‘I will order the Navy to replace Channel ferries’: Defence Secretary Gavin Williamson invokes Dunkirk spirit for a No Deal Brexit
- Transport Secretary Chris Grayling signed £108m of ferry contract in December
- But they only increase capacity by 8% and a no deal Brexit would require 20%
- Williamson has said he can provide whatever ships can be spared by the Navy
The Royal Navy could be pressed into action to ferry vital supplies across the Channel in the event of a No Deal Brexit, Government sources have told The Mail on Sunday.
According to a secret contingency planning document which was circulating around Whitehall last week, Transport Secretary Chris Grayling has failed to increase the ferry capacity between the UK and France by the 20 per cent required to ‘avoid a threat to life and limb’.
Mr Grayling signed £108 million of contracts in December with new ferry companies in an attempt to ease the pressure on Dover if the UK leaves the EU without a deal and the main ports are too gridlocked for enough food, water and medical supplies to get through to the UK.
Defence Secretary Gavin Williamson has said that he can provide whatever ships can be spared by the Navy to help Transport Secretary Chris Grayling prepare for No Deal
But the document states that his ferry contracts have only increased capacity by 8 per cent.
A Government source said: ‘Its not enough. We are particularly worried about radioactive isotopes for cancer treatments, which have a short half-life’.
It is understood that Mr Williamson, whose offer to provide military contingency planners to Mr Grayling was turned down last July, has said that he can provide whatever ships can be spared by the Navy to help Mr Grayling.
The MoD has four Point class roll-on/roll-off sealift ships available for use as substitute ferries – but only one is currently in UK waters. The others are in the Suez, the Mediterranean and the Falklands. Mr Williamson has also placed 3,000 military personnel on standby.
Earlier this year, Mr Grayling defended giving a ferry contract worth almost £14 million to Seaborne Freight, despite it never having run a Channel service. The firm was accused of copying part of its website from a takeaway firm’s.
Sir Kenneth Branagh in the film Dunkirk about the evacuation of Allied forces in 1940. Gavin Williamson has invoked the spirit of Dunkirk to solve the ferry problem in the event of a no deal Brexit
Mr Grayling says that the plan would ‘take a little bit of pressure off the Channel ports in order to make sure that we can get essential supplies for organisations like the NHS into the country’ if there were jams at the ports in Kent.
He said: ‘I remain quite optimistic now that the flow of traffic through the Channel ports will carry on relatively normally even in a No Deal Brexit.
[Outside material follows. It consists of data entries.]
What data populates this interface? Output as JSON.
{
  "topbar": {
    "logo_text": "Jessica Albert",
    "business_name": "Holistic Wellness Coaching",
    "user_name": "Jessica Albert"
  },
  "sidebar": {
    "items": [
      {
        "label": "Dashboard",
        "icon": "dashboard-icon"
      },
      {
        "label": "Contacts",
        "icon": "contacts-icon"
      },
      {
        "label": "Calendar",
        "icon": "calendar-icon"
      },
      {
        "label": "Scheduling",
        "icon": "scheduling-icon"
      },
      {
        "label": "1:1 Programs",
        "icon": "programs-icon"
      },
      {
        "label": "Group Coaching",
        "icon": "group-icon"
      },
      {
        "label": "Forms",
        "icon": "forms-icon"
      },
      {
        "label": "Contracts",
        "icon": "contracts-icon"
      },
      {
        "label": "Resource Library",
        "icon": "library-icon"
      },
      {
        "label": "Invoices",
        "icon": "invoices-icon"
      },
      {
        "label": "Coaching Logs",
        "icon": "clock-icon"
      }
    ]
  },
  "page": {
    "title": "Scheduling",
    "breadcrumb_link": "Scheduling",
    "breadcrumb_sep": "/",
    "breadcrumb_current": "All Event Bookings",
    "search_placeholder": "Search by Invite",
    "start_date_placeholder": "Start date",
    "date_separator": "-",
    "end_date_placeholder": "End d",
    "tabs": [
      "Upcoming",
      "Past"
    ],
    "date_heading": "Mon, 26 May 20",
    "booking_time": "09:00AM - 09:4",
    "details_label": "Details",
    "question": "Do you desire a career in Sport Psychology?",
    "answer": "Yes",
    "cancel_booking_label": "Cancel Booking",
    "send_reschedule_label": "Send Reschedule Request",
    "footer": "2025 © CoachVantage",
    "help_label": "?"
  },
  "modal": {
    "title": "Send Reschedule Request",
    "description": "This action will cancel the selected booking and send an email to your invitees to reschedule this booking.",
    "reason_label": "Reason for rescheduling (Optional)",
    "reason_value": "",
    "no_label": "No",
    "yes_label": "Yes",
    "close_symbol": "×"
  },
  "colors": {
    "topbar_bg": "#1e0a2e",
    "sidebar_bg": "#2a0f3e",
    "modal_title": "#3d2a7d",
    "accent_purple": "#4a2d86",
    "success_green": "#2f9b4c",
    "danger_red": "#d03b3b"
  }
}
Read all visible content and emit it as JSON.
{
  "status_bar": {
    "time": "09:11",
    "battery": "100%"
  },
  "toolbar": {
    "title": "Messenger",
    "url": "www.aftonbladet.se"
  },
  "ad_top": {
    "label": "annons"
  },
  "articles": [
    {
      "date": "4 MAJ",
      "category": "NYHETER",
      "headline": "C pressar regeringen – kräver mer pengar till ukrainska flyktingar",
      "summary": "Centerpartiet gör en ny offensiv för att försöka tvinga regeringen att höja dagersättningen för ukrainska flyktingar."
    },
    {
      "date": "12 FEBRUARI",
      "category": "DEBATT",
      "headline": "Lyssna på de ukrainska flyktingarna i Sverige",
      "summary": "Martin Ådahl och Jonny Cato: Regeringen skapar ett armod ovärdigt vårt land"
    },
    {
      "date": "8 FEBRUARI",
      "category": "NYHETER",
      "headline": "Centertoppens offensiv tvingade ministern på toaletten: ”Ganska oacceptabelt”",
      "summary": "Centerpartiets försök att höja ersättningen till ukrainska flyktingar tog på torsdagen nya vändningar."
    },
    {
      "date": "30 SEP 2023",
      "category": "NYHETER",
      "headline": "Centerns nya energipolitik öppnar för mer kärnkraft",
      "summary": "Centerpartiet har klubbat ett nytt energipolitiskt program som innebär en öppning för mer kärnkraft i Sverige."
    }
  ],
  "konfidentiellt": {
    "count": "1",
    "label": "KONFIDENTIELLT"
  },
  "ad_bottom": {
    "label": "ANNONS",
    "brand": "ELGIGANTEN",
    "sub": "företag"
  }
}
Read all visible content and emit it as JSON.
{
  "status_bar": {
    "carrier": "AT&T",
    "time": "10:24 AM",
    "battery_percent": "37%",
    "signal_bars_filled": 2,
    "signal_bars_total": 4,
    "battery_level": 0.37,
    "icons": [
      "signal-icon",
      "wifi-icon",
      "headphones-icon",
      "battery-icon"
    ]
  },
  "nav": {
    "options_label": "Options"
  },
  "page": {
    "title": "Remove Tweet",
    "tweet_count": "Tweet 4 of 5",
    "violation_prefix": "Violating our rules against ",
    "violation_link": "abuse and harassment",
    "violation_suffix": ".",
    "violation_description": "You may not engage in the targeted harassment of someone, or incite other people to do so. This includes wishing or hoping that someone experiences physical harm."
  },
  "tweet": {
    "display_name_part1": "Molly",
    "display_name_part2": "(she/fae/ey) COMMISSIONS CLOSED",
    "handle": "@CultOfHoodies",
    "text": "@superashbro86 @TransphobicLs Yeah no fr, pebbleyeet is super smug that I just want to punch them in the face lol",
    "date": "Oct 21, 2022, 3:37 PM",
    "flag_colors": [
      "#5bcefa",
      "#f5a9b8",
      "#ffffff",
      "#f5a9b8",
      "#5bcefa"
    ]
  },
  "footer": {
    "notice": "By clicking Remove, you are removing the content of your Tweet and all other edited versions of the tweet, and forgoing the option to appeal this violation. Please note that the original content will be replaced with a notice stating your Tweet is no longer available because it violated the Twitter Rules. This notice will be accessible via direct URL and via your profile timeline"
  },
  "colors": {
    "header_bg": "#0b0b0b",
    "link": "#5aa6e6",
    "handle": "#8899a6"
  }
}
But people would expect us to be ready’.
It comes as a senior Foreign Office source has described a mood of ‘disbelief and desperation’ in Foreign Secretary Jeremy Hunt’s department over Brexit preparations.
The source said: ‘There is a perception that because Ministers can’t travel and the PM is not really interested in world affairs, the UK is disappearing off the world stage… If only we had some clear guidance to work towards or a clear objective. But that is absolutely lacking.’
A Transport Department spokesman said: ‘The Government remains focused on securing an agreement with the EU, however it is only sensible that we prepare for all possible outcomes.’
Lib Dem MP Layla Moran, from the pro-EU Best For Britain group, said: ‘Chris Grayling cannot run a bath let alone make sure our vital transport infrastructure routes. He’s completely out of his depth.’